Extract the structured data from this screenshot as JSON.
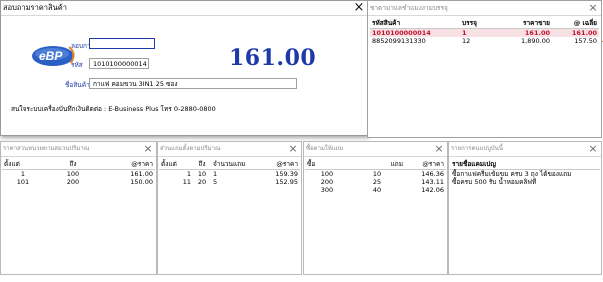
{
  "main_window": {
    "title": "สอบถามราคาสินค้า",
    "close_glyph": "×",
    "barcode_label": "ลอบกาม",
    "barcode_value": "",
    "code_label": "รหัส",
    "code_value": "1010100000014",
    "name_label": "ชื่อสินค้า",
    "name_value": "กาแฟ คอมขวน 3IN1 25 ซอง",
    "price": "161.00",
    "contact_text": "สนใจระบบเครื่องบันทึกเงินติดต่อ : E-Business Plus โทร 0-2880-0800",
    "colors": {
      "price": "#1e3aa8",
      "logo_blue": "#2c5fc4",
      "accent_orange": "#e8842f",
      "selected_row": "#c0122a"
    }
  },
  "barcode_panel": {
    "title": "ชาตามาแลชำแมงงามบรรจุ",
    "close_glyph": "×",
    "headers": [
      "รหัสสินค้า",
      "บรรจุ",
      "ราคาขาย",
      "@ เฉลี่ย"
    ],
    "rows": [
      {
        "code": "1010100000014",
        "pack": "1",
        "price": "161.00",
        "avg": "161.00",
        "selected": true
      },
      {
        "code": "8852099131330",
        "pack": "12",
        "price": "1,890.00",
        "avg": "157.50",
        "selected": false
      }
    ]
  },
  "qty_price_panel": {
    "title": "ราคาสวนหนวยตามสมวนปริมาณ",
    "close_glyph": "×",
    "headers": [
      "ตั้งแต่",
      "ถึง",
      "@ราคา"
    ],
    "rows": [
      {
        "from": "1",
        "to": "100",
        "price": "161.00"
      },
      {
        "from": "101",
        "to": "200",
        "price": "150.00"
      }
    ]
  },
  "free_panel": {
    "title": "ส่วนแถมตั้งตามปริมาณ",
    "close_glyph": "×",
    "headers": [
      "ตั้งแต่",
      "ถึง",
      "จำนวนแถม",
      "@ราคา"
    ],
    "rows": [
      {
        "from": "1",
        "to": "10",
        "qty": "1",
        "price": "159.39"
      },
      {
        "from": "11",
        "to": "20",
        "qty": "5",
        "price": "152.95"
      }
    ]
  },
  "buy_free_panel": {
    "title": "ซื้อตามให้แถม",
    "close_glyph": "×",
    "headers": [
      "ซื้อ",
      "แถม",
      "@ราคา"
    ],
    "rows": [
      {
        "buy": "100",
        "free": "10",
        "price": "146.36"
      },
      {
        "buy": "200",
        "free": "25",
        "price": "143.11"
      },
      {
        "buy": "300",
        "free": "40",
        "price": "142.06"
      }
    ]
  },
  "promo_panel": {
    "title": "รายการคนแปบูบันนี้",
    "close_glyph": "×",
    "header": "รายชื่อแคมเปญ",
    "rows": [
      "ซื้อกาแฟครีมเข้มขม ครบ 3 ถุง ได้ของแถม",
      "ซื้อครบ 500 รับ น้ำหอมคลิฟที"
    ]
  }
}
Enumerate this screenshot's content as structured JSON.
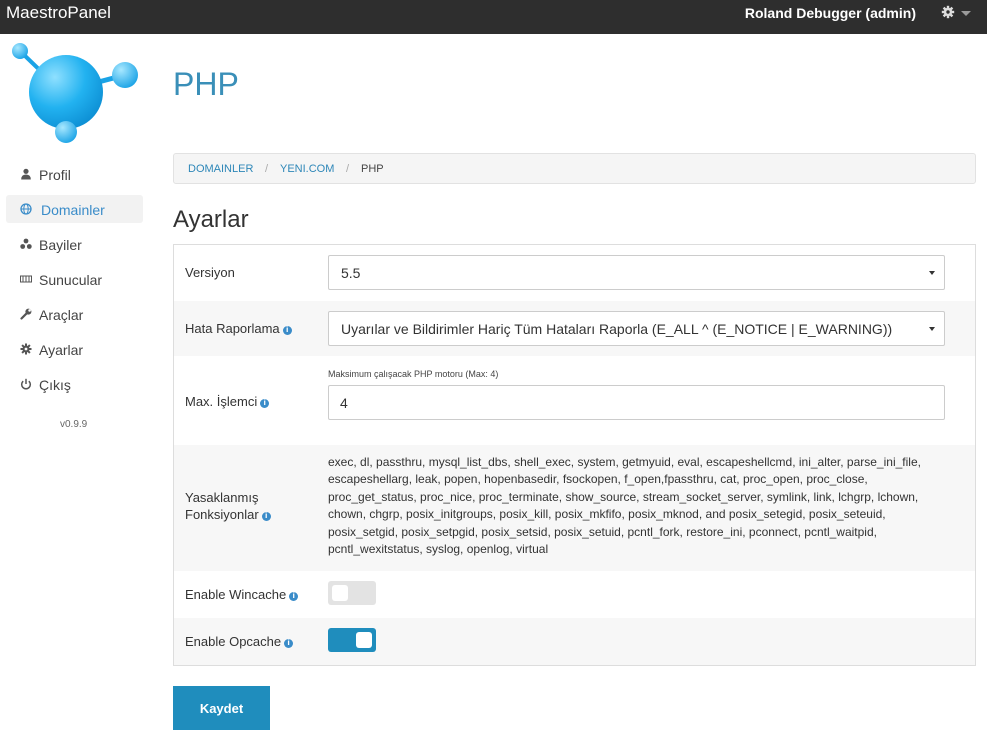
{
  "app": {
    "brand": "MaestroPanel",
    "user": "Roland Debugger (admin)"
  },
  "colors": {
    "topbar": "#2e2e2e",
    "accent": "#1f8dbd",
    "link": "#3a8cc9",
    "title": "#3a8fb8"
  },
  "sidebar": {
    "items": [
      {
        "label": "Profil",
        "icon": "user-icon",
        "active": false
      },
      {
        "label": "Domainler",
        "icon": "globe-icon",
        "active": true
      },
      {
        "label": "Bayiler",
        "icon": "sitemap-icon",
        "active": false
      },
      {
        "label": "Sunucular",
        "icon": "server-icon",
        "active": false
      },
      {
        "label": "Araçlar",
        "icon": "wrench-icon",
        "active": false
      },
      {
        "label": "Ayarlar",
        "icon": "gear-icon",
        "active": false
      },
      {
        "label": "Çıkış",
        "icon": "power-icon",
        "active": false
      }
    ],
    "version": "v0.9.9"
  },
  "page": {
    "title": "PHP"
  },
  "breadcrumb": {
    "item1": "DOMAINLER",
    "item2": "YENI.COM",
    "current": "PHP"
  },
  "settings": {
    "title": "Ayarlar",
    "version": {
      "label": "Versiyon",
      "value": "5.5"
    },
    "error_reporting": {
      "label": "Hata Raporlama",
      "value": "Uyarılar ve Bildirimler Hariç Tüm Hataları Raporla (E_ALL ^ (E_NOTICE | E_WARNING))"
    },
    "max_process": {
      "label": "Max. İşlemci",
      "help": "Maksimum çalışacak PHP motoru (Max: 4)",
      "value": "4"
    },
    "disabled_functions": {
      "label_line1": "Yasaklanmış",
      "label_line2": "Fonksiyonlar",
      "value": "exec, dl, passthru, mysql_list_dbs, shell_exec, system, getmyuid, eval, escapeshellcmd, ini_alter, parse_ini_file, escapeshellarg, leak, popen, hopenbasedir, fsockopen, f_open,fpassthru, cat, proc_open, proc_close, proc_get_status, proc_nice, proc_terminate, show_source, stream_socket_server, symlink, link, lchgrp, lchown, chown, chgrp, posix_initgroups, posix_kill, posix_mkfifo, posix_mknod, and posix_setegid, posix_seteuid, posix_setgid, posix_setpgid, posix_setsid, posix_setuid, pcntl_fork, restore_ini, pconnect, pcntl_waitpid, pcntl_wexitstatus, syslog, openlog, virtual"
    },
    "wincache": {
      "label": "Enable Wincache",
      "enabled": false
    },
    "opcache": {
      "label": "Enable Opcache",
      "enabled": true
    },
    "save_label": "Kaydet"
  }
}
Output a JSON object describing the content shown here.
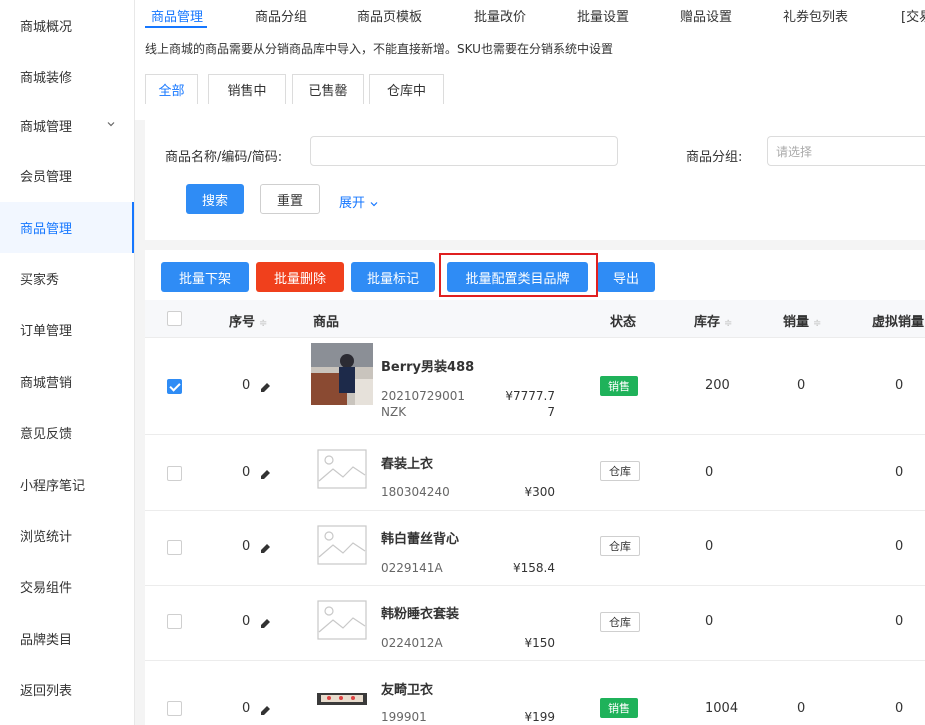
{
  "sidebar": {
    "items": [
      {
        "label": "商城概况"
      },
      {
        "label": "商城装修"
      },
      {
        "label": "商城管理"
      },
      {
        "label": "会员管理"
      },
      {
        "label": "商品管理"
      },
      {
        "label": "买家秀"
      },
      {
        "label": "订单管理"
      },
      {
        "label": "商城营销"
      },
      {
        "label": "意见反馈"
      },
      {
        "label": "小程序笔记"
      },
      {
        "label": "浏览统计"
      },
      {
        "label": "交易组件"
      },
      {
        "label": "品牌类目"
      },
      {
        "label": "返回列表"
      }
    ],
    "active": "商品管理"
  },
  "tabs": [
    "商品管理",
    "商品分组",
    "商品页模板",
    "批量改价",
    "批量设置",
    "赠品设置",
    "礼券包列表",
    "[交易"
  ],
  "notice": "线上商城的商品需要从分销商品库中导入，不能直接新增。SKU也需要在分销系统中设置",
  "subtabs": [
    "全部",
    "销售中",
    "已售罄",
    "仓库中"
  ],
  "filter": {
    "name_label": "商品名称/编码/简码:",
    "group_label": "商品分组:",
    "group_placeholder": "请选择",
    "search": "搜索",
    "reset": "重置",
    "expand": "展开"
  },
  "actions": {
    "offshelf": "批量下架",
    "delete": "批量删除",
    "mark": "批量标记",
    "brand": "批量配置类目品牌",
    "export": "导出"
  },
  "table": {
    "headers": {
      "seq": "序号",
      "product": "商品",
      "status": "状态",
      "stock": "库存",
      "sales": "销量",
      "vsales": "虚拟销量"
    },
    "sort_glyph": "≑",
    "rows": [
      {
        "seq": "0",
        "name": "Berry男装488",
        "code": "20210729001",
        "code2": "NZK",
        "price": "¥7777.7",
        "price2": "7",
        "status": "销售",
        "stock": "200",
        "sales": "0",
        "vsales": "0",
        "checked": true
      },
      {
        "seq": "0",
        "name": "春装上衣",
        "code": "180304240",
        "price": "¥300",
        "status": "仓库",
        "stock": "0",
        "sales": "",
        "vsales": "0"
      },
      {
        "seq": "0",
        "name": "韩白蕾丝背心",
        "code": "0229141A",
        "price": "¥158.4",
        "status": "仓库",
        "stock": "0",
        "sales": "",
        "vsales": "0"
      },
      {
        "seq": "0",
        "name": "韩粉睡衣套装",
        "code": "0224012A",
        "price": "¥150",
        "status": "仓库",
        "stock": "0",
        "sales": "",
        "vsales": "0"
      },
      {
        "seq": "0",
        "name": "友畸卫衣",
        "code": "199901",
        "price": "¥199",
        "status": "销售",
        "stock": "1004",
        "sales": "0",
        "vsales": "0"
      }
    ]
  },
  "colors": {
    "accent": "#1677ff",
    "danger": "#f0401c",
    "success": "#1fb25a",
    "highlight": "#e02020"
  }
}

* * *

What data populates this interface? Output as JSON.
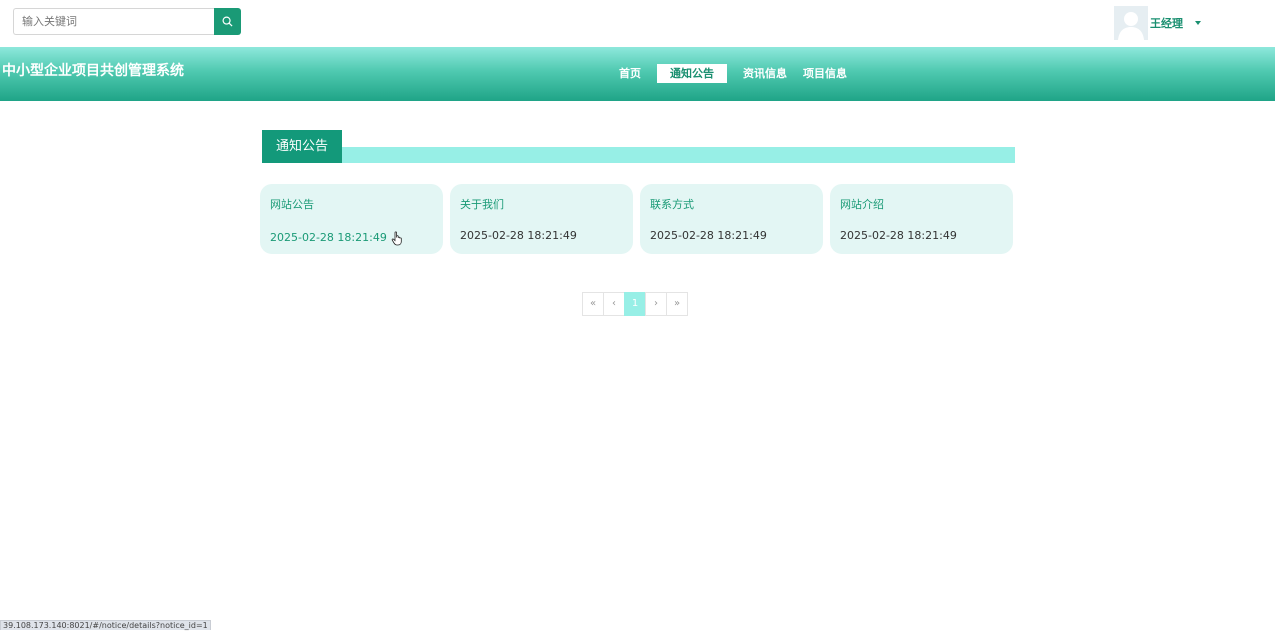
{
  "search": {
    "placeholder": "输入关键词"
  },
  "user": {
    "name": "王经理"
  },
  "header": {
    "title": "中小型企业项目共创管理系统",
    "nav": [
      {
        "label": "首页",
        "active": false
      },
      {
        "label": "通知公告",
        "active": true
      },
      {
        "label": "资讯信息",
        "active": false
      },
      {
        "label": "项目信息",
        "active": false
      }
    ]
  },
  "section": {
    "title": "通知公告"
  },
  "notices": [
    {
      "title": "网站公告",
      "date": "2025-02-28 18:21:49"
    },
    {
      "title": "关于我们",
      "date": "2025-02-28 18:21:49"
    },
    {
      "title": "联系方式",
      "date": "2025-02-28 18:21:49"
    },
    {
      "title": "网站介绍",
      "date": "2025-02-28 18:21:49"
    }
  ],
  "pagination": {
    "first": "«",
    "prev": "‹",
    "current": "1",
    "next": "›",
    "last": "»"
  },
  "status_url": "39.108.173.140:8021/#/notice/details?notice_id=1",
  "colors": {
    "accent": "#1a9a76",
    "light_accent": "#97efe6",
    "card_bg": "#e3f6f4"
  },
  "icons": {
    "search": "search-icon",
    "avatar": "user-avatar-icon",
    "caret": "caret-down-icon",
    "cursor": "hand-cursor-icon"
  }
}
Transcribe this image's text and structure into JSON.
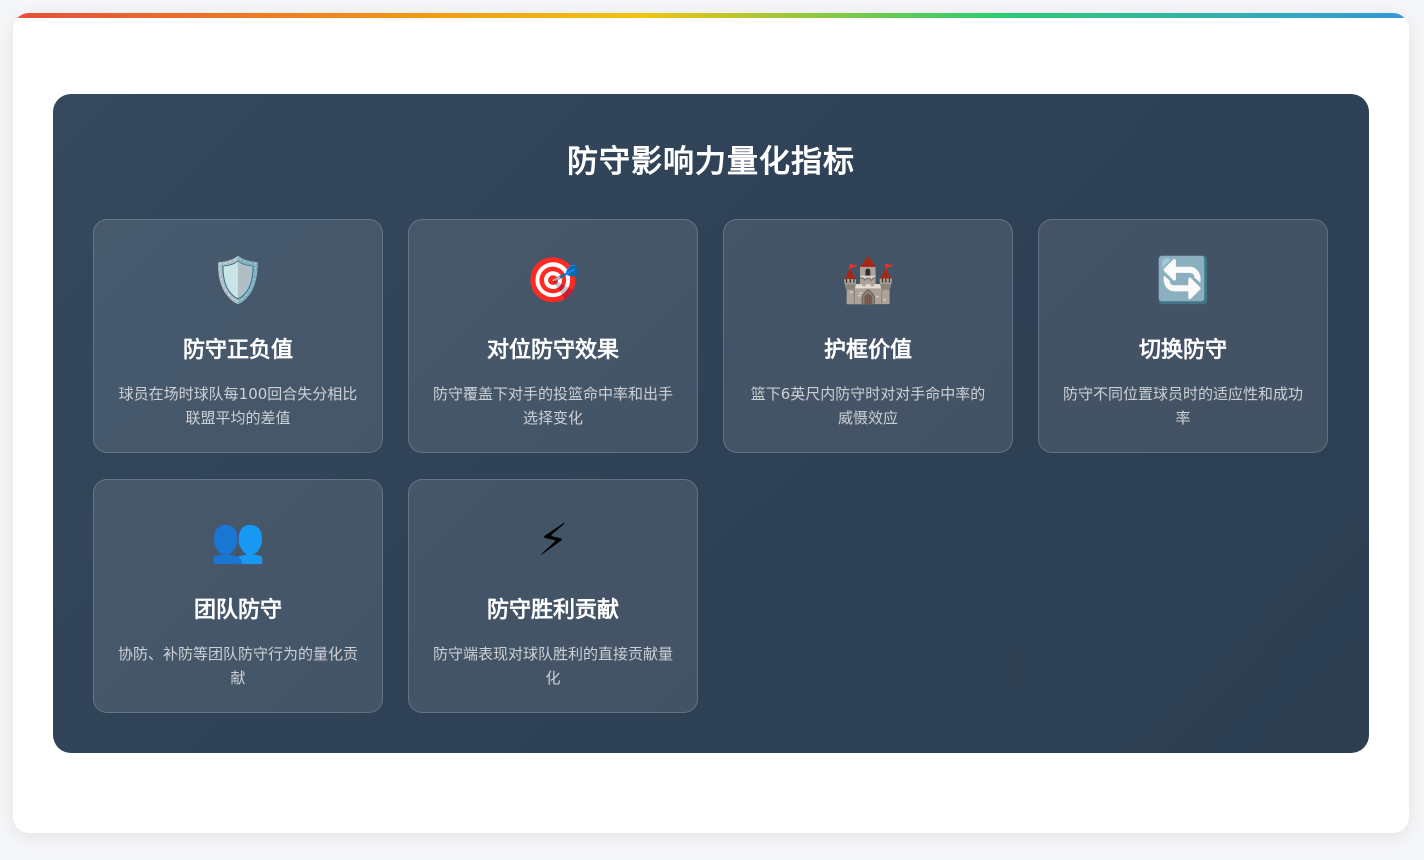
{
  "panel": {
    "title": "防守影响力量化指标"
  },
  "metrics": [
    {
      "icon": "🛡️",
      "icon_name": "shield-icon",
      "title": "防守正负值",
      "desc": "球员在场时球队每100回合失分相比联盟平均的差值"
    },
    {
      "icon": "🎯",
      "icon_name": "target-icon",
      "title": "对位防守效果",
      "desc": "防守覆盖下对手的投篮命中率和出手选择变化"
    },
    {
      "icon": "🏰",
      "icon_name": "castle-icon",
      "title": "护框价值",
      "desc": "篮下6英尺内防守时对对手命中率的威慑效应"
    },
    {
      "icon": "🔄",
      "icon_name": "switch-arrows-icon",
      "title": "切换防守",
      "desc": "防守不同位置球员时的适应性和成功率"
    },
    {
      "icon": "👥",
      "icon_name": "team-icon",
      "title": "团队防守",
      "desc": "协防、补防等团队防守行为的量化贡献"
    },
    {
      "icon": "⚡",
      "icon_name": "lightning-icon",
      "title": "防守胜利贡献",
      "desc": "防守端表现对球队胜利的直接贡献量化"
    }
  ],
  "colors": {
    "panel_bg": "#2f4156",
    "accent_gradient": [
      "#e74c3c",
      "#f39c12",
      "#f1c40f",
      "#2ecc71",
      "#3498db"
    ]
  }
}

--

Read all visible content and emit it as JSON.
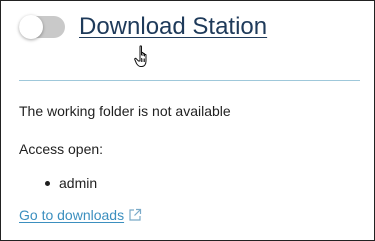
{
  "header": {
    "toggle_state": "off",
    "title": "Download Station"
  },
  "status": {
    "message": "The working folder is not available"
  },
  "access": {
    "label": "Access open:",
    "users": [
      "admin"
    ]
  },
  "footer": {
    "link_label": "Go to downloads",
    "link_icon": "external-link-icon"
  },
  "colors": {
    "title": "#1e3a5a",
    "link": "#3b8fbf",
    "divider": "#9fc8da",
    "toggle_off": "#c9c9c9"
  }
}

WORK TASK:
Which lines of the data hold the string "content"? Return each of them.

EXERCISE ANSWER:
Enumerate this screenshot's content as structured JSON.
Output a JSON object describing the content shown here.
Read all visible content and emit it as JSON.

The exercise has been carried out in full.